● EXERCISE DIRECTIONS: Leaving out the images, please reproduce each line below exactly.

--------------------------------------------------

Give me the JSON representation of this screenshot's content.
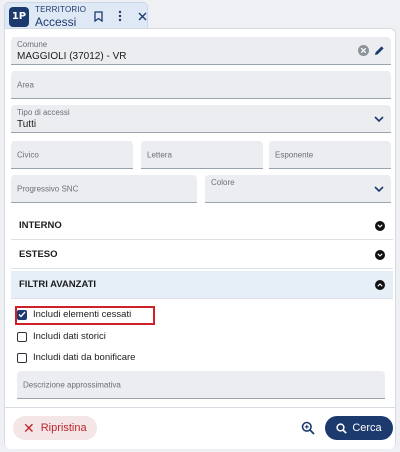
{
  "tab": {
    "logo": "1P",
    "subtitle": "TERRITORIO",
    "title": "Accessi"
  },
  "fields": {
    "comune": {
      "label": "Comune",
      "value": "MAGGIOLI (37012) - VR"
    },
    "area": {
      "placeholder": "Area"
    },
    "tipo": {
      "label": "Tipo di accessi",
      "value": "Tutti"
    },
    "civico": {
      "placeholder": "Civico"
    },
    "lettera": {
      "placeholder": "Lettera"
    },
    "esponente": {
      "placeholder": "Esponente"
    },
    "progressivo": {
      "placeholder": "Progressivo SNC"
    },
    "colore": {
      "placeholder": "Colore"
    }
  },
  "sections": {
    "interno": "INTERNO",
    "esteso": "ESTESO",
    "filtri": "FILTRI AVANZATI"
  },
  "checks": {
    "cessati": {
      "label": "Includi elementi cessati",
      "checked": true
    },
    "storici": {
      "label": "Includi dati storici",
      "checked": false
    },
    "bonificare": {
      "label": "Includi dati da bonificare",
      "checked": false
    }
  },
  "descrizione": {
    "placeholder": "Descrizione approssimativa"
  },
  "footer": {
    "reset_label": "Ripristina",
    "search_label": "Cerca"
  },
  "colors": {
    "primary": "#1d3a6e",
    "danger": "#c0252c",
    "highlight": "#d0202a",
    "active_section": "#e6eef8"
  }
}
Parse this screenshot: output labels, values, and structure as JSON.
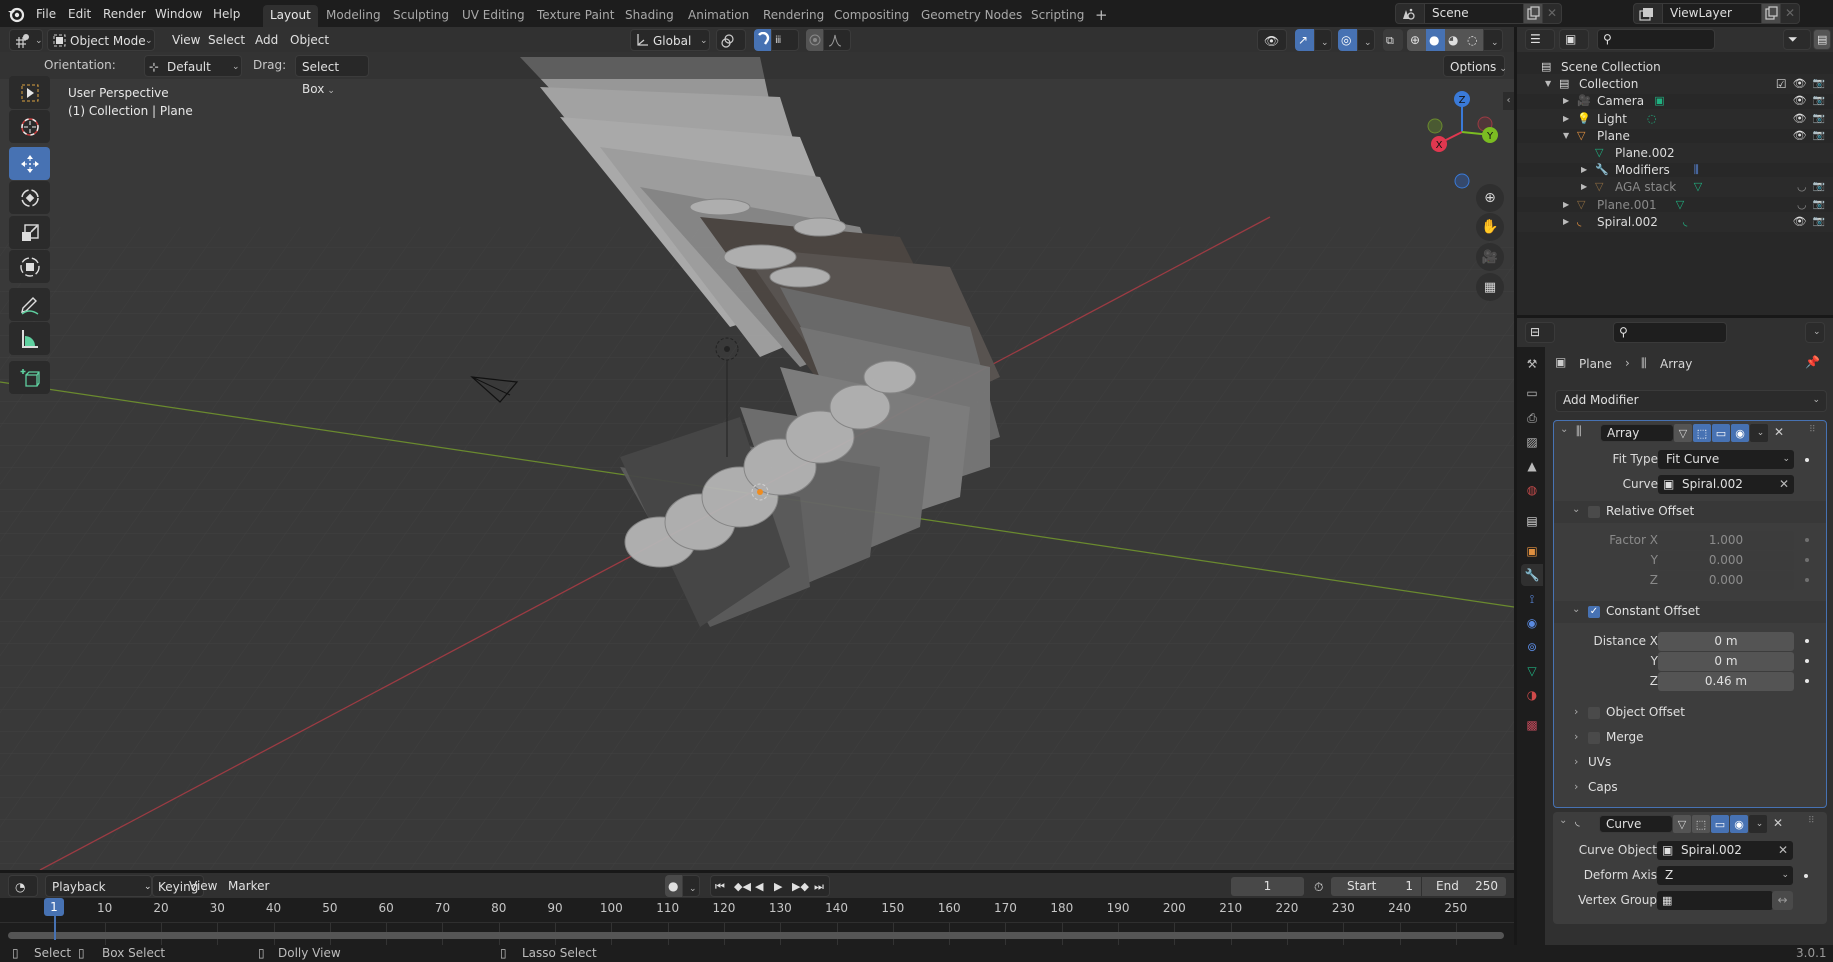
{
  "topbar": {
    "menus": [
      "File",
      "Edit",
      "Render",
      "Window",
      "Help"
    ],
    "workspaces": [
      "Layout",
      "Modeling",
      "Sculpting",
      "UV Editing",
      "Texture Paint",
      "Shading",
      "Animation",
      "Rendering",
      "Compositing",
      "Geometry Nodes",
      "Scripting"
    ],
    "active_workspace": "Layout",
    "add_workspace": "+",
    "scene": "Scene",
    "view_layer": "ViewLayer"
  },
  "viewport": {
    "mode": "Object Mode",
    "menus": [
      "View",
      "Select",
      "Add",
      "Object"
    ],
    "orientation_label": "Orientation:",
    "orientation_value": "Default",
    "drag_label": "Drag:",
    "drag_value": "Select Box",
    "transform_orientation": "Global",
    "options_label": "Options",
    "overlay_title": "User Perspective",
    "overlay_subtitle": "(1) Collection | Plane",
    "gizmo_axes": [
      "X",
      "Y",
      "Z"
    ],
    "tools": [
      "select-box",
      "cursor",
      "move",
      "rotate",
      "scale",
      "transform",
      "annotate",
      "measure",
      "add-cube"
    ],
    "active_tool": "move",
    "nav": [
      "zoom",
      "pan",
      "camera",
      "ortho-grid"
    ]
  },
  "outliner": {
    "search_placeholder": "",
    "rows": [
      {
        "label": "Scene Collection",
        "level": 0,
        "icon": "collection",
        "expanded": null,
        "dim": false
      },
      {
        "label": "Collection",
        "level": 1,
        "icon": "collection",
        "expanded": true,
        "dim": false
      },
      {
        "label": "Camera",
        "level": 2,
        "icon": "camera",
        "expanded": false,
        "dim": false
      },
      {
        "label": "Light",
        "level": 2,
        "icon": "light",
        "expanded": false,
        "dim": false
      },
      {
        "label": "Plane",
        "level": 2,
        "icon": "mesh",
        "expanded": true,
        "dim": false
      },
      {
        "label": "Plane.002",
        "level": 3,
        "icon": "mesh-data",
        "expanded": null,
        "dim": false
      },
      {
        "label": "Modifiers",
        "level": 3,
        "icon": "wrench",
        "expanded": false,
        "dim": false
      },
      {
        "label": "AGA stack",
        "level": 3,
        "icon": "mesh",
        "expanded": false,
        "dim": true
      },
      {
        "label": "Plane.001",
        "level": 2,
        "icon": "mesh",
        "expanded": false,
        "dim": true
      },
      {
        "label": "Spiral.002",
        "level": 2,
        "icon": "curve",
        "expanded": false,
        "dim": false
      }
    ]
  },
  "properties": {
    "breadcrumb_object": "Plane",
    "breadcrumb_modifier": "Array",
    "add_modifier": "Add Modifier",
    "array": {
      "name": "Array",
      "fit_type_label": "Fit Type",
      "fit_type": "Fit Curve",
      "curve_label": "Curve",
      "curve": "Spiral.002",
      "relative_offset": {
        "label": "Relative Offset",
        "enabled": false,
        "factor_x_label": "Factor X",
        "y_label": "Y",
        "z_label": "Z",
        "x": "1.000",
        "y": "0.000",
        "z": "0.000"
      },
      "constant_offset": {
        "label": "Constant Offset",
        "enabled": true,
        "distance_x_label": "Distance X",
        "y_label": "Y",
        "z_label": "Z",
        "x": "0 m",
        "y": "0 m",
        "z": "0.46 m"
      },
      "object_offset": {
        "label": "Object Offset",
        "enabled": false
      },
      "merge": {
        "label": "Merge",
        "enabled": false
      },
      "uvs_label": "UVs",
      "caps_label": "Caps"
    },
    "curve": {
      "name": "Curve",
      "curve_object_label": "Curve Object",
      "curve_object": "Spiral.002",
      "deform_axis_label": "Deform Axis",
      "deform_axis": "Z",
      "vertex_group_label": "Vertex Group",
      "vertex_group": ""
    }
  },
  "timeline": {
    "menus": [
      "Playback",
      "Keying",
      "View",
      "Marker"
    ],
    "current_frame": "1",
    "start_label": "Start",
    "start": "1",
    "end_label": "End",
    "end": "250",
    "ticks": [
      "10",
      "20",
      "30",
      "40",
      "50",
      "60",
      "70",
      "80",
      "90",
      "100",
      "110",
      "120",
      "130",
      "140",
      "150",
      "160",
      "170",
      "180",
      "190",
      "200",
      "210",
      "220",
      "230",
      "240",
      "250"
    ],
    "playhead": "1"
  },
  "statusbar": {
    "select": "Select",
    "box_select": "Box Select",
    "dolly_view": "Dolly View",
    "lasso_select": "Lasso Select",
    "version": "3.0.1"
  }
}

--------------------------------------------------

● OUTPUT FOR THIS EXERCISE:
Give me the JSON representation of this screenshot's content.
{
  "tab": {
    "logo": "1P",
    "subtitle": "TERRITORIO",
    "title": "Accessi"
  },
  "fields": {
    "comune": {
      "label": "Comune",
      "value": "MAGGIOLI (37012) - VR"
    },
    "area": {
      "placeholder": "Area"
    },
    "tipo": {
      "label": "Tipo di accessi",
      "value": "Tutti"
    },
    "civico": {
      "placeholder": "Civico"
    },
    "lettera": {
      "placeholder": "Lettera"
    },
    "esponente": {
      "placeholder": "Esponente"
    },
    "progressivo": {
      "placeholder": "Progressivo SNC"
    },
    "colore": {
      "placeholder": "Colore"
    }
  },
  "sections": {
    "interno": "INTERNO",
    "esteso": "ESTESO",
    "filtri": "FILTRI AVANZATI"
  },
  "checks": {
    "cessati": {
      "label": "Includi elementi cessati",
      "checked": true
    },
    "storici": {
      "label": "Includi dati storici",
      "checked": false
    },
    "bonificare": {
      "label": "Includi dati da bonificare",
      "checked": false
    }
  },
  "descrizione": {
    "placeholder": "Descrizione approssimativa"
  },
  "footer": {
    "reset_label": "Ripristina",
    "search_label": "Cerca"
  },
  "colors": {
    "primary": "#1d3a6e",
    "danger": "#c0252c",
    "highlight": "#d0202a",
    "active_section": "#e6eef8"
  }
}
Parse this screenshot: output labels, values, and structure as JSON.
{
  "topbar": {
    "menus": [
      "File",
      "Edit",
      "Render",
      "Window",
      "Help"
    ],
    "workspaces": [
      "Layout",
      "Modeling",
      "Sculpting",
      "UV Editing",
      "Texture Paint",
      "Shading",
      "Animation",
      "Rendering",
      "Compositing",
      "Geometry Nodes",
      "Scripting"
    ],
    "active_workspace": "Layout",
    "add_workspace": "+",
    "scene": "Scene",
    "view_layer": "ViewLayer"
  },
  "viewport": {
    "mode": "Object Mode",
    "menus": [
      "View",
      "Select",
      "Add",
      "Object"
    ],
    "orientation_label": "Orientation:",
    "orientation_value": "Default",
    "drag_label": "Drag:",
    "drag_value": "Select Box",
    "transform_orientation": "Global",
    "options_label": "Options",
    "overlay_title": "User Perspective",
    "overlay_subtitle": "(1) Collection | Plane",
    "gizmo_axes": [
      "X",
      "Y",
      "Z"
    ],
    "tools": [
      "select-box",
      "cursor",
      "move",
      "rotate",
      "scale",
      "transform",
      "annotate",
      "measure",
      "add-cube"
    ],
    "active_tool": "move",
    "nav": [
      "zoom",
      "pan",
      "camera",
      "ortho-grid"
    ]
  },
  "outliner": {
    "search_placeholder": "",
    "rows": [
      {
        "label": "Scene Collection",
        "level": 0,
        "icon": "collection",
        "expanded": null,
        "dim": false
      },
      {
        "label": "Collection",
        "level": 1,
        "icon": "collection",
        "expanded": true,
        "dim": false
      },
      {
        "label": "Camera",
        "level": 2,
        "icon": "camera",
        "expanded": false,
        "dim": false
      },
      {
        "label": "Light",
        "level": 2,
        "icon": "light",
        "expanded": false,
        "dim": false
      },
      {
        "label": "Plane",
        "level": 2,
        "icon": "mesh",
        "expanded": true,
        "dim": false
      },
      {
        "label": "Plane.002",
        "level": 3,
        "icon": "mesh-data",
        "expanded": null,
        "dim": false
      },
      {
        "label": "Modifiers",
        "level": 3,
        "icon": "wrench",
        "expanded": false,
        "dim": false
      },
      {
        "label": "AGA stack",
        "level": 3,
        "icon": "mesh",
        "expanded": false,
        "dim": true
      },
      {
        "label": "Plane.001",
        "level": 2,
        "icon": "mesh",
        "expanded": false,
        "dim": true
      },
      {
        "label": "Spiral.002",
        "level": 2,
        "icon": "curve",
        "expanded": false,
        "dim": false
      }
    ]
  },
  "properties": {
    "breadcrumb_object": "Plane",
    "breadcrumb_modifier": "Array",
    "add_modifier": "Add Modifier",
    "array": {
      "name": "Array",
      "fit_type_label": "Fit Type",
      "fit_type": "Fit Curve",
      "curve_label": "Curve",
      "curve": "Spiral.002",
      "relative_offset": {
        "label": "Relative Offset",
        "enabled": false,
        "factor_x_label": "Factor X",
        "y_label": "Y",
        "z_label": "Z",
        "x": "1.000",
        "y": "0.000",
        "z": "0.000"
      },
      "constant_offset": {
        "label": "Constant Offset",
        "enabled": true,
        "distance_x_label": "Distance X",
        "y_label": "Y",
        "z_label": "Z",
        "x": "0 m",
        "y": "0 m",
        "z": "0.46 m"
      },
      "object_offset": {
        "label": "Object Offset",
        "enabled": false
      },
      "merge": {
        "label": "Merge",
        "enabled": false
      },
      "uvs_label": "UVs",
      "caps_label": "Caps"
    },
    "curve": {
      "name": "Curve",
      "curve_object_label": "Curve Object",
      "curve_object": "Spiral.002",
      "deform_axis_label": "Deform Axis",
      "deform_axis": "Z",
      "vertex_group_label": "Vertex Group",
      "vertex_group": ""
    }
  },
  "timeline": {
    "menus": [
      "Playback",
      "Keying",
      "View",
      "Marker"
    ],
    "current_frame": "1",
    "start_label": "Start",
    "start": "1",
    "end_label": "End",
    "end": "250",
    "ticks": [
      "10",
      "20",
      "30",
      "40",
      "50",
      "60",
      "70",
      "80",
      "90",
      "100",
      "110",
      "120",
      "130",
      "140",
      "150",
      "160",
      "170",
      "180",
      "190",
      "200",
      "210",
      "220",
      "230",
      "240",
      "250"
    ],
    "playhead": "1"
  },
  "statusbar": {
    "select": "Select",
    "box_select": "Box Select",
    "dolly_view": "Dolly View",
    "lasso_select": "Lasso Select",
    "version": "3.0.1"
  }
}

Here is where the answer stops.